REMOVAL OF RADON FROM WATER
The removal of radon from water is limited to two practical options. One technique uses activated carbon to adsorb the radon gases from the water. The radon gas then finishes decaying in the carbon. Activated carbon should only be used if the radon concentration in the water is below 5000 pCi/L. This low level is recommend by the EPA in their “Consumer’s Guide to Radon Reduction” because of the concern over the accumulation of radioactivity in the carbon.
Aeration is used for treating water with radon levels above 5000 pCi/L. The radon is released from the water by bubbling air through the water. The radon is then vented to the outdoors. There is no buildup of radioactive materials when this technique is used. Aeration units do require the repressurization of the water after it is treated and care must be taken to properly vent the radon gas. This venting is done above the roof line just like an air radon system. An auxiliary fan outside of the living space provides for safe removal of the radon gas
Home Inspection Testing for Water Radon
The EPA suggests the radon level in the water should be tested if there is a private well and an elevated radon gas concentration is found in the home. This is good advice for a homeowner but not necessarily good advice for a home buyer. In many cases, homes being sold are unoccupied and, therefore, there will be no contribution to the air radon gas concentration in the air from the water during a radon home inspection. In the case of no water usage, the air radon gas level in the air can be low and the radon concentration in the water can be very high. We have fixed homes where the air radon level was high (sometimes as high as 60 pCi/L) and the only reason for this elevated reading was because the radon was being released into the air from the water. If these houses had been tested while there was no water being used, there would not have been enough air radon in the test result to suggest further inspection.
A home owner can purchase a radon test kit (offered on our Wholesale Supplies page) and administer the sampling by following the test kit instructions. If the test is being done for a real estate transaction, by State law it is required that testing be performed only by a registered radon testing provider. Real estate brokers, unless they are registered as a radon testing provider, cannot legally take radon samples. Many home inspectors are registered radon testing providers.
HOW RADON GETS INTO THE WATER AND AIR

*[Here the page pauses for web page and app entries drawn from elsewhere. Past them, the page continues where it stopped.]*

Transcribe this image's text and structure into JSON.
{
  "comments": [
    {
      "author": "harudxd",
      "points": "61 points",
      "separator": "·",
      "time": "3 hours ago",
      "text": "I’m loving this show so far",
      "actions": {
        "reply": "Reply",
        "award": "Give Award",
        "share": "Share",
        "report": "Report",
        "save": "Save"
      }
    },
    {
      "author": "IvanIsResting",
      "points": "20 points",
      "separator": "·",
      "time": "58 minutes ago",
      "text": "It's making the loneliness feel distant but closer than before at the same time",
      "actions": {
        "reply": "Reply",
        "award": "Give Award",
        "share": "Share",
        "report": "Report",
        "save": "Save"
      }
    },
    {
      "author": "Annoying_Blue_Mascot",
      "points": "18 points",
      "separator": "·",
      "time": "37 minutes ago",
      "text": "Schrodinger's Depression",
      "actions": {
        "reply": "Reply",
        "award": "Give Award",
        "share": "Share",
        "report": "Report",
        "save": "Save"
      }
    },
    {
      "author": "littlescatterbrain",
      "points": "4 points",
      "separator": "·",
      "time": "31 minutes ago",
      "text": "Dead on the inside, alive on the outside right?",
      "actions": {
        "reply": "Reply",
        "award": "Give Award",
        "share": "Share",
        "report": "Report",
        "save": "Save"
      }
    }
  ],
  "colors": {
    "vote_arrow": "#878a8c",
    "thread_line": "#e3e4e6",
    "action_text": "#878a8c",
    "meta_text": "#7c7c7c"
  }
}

Radon is injected into the water in an aquifer by the decay of radium in the bedrock containing the aquifer. A radon (Rn) molecule is formed when a radium molecule releases an alpha particle and turns itself into a radon molecule. The radon molecule is recoiled away from the alpha particle that is formed. The recoil causes the radon to be driven into the water.
The injection of radon into the water will only occur as long as there is a fresh surface of radium next to the water. Radium that decays below the water/rock surface will not release radon into the water. The radium below the surface can only be exposed by erosion. This erosion is usually the result of the action of carbonic acid in the ground water.
Wells in close proximity to each other can have considerably different concentrations of radon in the water. This is because igneous bedrock wells obtain their water from an aquifer that consists water held in fissures (fractures) in the rock. These fractures are confined to small areas. The well water will only have a high radon concentration if it passes through a fracture with a high concentration of radium in the bedrock.
Aquifers that have a more heterogeneous mixture of materials, such as sandstone or sand and gravel, typically do not have high radon concentrations or large fluctuation in radon concentrations. This does not mean that the concentration will not be high enough to treat, only that they are unlikely to be as high as those found in igneous bedrock wells.
The radon concentration in a well can fluctuate. Anytime a well is pumped, the water table will be lowered. The rate of recharge (water moving back into the aquifer) and the rate of pumping from a well will determine the level of the water table. As the water level changes, the water will be drawn from a different area of the aquifer. If the radon concentrations are different in these areas, the radon concentrations in the well water will change.
Radon gets transferred from water to air whenever the water is exposed to the air. It does not leak through pipes into the air. Activities that release radon from the water include bathing, cooking and washing. The clothes washer and the shower are the two devices in the home that release the most radon into the air. The amount of water used, the original radon concentration in the water, the water temperature and the water to air surface area will affect how much radon will be released into the air. In an average home, every 10,000 pCi/L of radon in the water will create a 1 pCi/L increase in the air radon. For example, if the concentration of radon in the water is 40,000 pCi/L, the air radon level in the home could be increased by 4 pCi/L because of the water radon.